WORK ITEM: Among the entries below, find the lines that hold the word "Mohácson" and report them.

DATA RECORDS:
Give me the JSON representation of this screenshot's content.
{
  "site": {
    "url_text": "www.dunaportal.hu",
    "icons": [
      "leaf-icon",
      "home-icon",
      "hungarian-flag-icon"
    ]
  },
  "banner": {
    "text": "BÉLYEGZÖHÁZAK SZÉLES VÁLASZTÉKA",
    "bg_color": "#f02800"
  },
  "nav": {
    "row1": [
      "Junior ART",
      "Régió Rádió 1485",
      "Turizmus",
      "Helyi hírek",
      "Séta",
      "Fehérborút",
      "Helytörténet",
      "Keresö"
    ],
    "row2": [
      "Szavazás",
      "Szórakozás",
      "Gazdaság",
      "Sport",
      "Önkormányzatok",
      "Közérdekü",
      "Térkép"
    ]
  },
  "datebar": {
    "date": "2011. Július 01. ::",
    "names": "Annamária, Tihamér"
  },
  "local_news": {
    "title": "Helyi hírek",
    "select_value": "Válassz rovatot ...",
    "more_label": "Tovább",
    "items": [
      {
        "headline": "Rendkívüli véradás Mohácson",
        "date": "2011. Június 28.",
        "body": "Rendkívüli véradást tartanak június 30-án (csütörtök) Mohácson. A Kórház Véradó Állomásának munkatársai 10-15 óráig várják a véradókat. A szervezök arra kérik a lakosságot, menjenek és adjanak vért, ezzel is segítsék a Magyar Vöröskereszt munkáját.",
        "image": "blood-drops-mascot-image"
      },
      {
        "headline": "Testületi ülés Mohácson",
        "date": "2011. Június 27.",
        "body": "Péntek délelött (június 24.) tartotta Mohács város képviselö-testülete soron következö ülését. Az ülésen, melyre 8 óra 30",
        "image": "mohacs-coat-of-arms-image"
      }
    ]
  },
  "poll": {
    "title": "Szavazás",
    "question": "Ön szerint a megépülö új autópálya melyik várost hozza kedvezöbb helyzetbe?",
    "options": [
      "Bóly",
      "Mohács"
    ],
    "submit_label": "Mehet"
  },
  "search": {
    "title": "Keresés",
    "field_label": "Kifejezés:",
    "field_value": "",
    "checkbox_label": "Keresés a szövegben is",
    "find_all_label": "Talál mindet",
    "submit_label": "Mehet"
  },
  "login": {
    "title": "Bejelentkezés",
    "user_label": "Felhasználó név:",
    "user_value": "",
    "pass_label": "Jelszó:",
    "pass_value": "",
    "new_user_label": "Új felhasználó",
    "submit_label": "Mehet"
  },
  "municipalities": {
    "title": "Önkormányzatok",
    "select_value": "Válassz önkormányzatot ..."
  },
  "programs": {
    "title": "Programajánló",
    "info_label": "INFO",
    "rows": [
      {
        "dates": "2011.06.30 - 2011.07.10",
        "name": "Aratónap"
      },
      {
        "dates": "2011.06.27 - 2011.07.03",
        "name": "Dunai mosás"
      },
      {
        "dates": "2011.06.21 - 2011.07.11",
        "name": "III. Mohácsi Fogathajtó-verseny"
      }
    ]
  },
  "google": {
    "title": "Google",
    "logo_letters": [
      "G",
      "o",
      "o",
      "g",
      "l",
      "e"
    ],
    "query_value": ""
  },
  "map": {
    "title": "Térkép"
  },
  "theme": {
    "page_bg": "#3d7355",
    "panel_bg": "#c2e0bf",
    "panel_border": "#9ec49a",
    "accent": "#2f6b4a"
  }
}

YOUR RESPONSE:
        "headline": "Rendkívüli véradás Mohácson",
        "body": "Rendkívüli véradást tartanak június 30-án (csütörtök) Mohácson. A Kórház Véradó Állomásának munkatársai 10-15 óráig várják a véradókat. A szervezök arra kérik a lakosságot, menjenek és adjanak vért, ezzel is segítsék a Magyar Vöröskereszt munkáját.",
        "headline": "Testületi ülés Mohácson",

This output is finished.